_What to do_
Retype every record exactly. Skip the images.

_Collected data entries_
----
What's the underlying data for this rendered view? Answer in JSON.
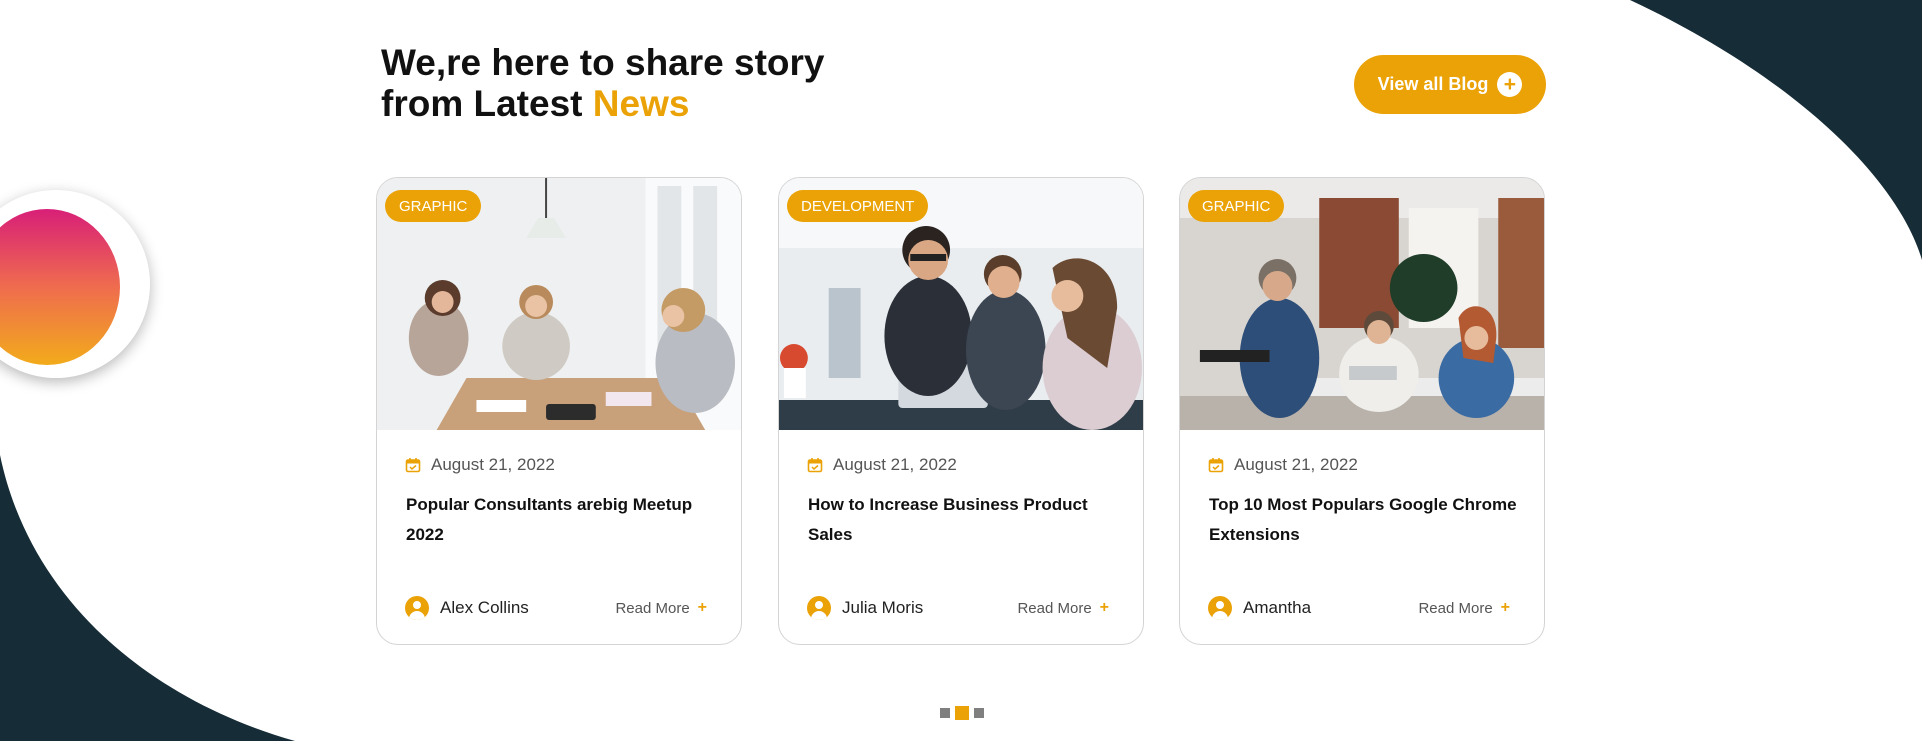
{
  "heading": {
    "line1": "We,re here to share story",
    "line2_prefix": "from Latest ",
    "line2_accent": "News"
  },
  "view_all_button": {
    "label": "View all Blog",
    "icon": "plus-circle-icon"
  },
  "colors": {
    "accent": "#eaa207",
    "dark": "#162c36",
    "gradient_top": "#d81f78",
    "gradient_bottom": "#f2ab1b"
  },
  "cards": [
    {
      "category": "GRAPHIC",
      "date": "August 21, 2022",
      "title": "Popular Consultants arebig Meetup 2022",
      "author": "Alex Collins",
      "read_more": "Read More"
    },
    {
      "category": "DEVELOPMENT",
      "date": "August 21, 2022",
      "title": "How to Increase Business Product Sales",
      "author": "Julia Moris",
      "read_more": "Read More"
    },
    {
      "category": "GRAPHIC",
      "date": "August 21, 2022",
      "title": "Top 10 Most Populars Google Chrome Extensions",
      "author": "Amantha",
      "read_more": "Read More"
    }
  ],
  "pager": {
    "total_pages": 3,
    "active_page": 2
  }
}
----
_Task solution_
What's the underlying data for this rendered view? Answer in JSON.
{
  "heading": {
    "line1": "We,re here to share story",
    "line2_prefix": "from Latest ",
    "line2_accent": "News"
  },
  "view_all_button": {
    "label": "View all Blog",
    "icon": "plus-circle-icon"
  },
  "colors": {
    "accent": "#eaa207",
    "dark": "#162c36",
    "gradient_top": "#d81f78",
    "gradient_bottom": "#f2ab1b"
  },
  "cards": [
    {
      "category": "GRAPHIC",
      "date": "August 21, 2022",
      "title": "Popular Consultants arebig Meetup 2022",
      "author": "Alex Collins",
      "read_more": "Read More"
    },
    {
      "category": "DEVELOPMENT",
      "date": "August 21, 2022",
      "title": "How to Increase Business Product Sales",
      "author": "Julia Moris",
      "read_more": "Read More"
    },
    {
      "category": "GRAPHIC",
      "date": "August 21, 2022",
      "title": "Top 10 Most Populars Google Chrome Extensions",
      "author": "Amantha",
      "read_more": "Read More"
    }
  ],
  "pager": {
    "total_pages": 3,
    "active_page": 2
  }
}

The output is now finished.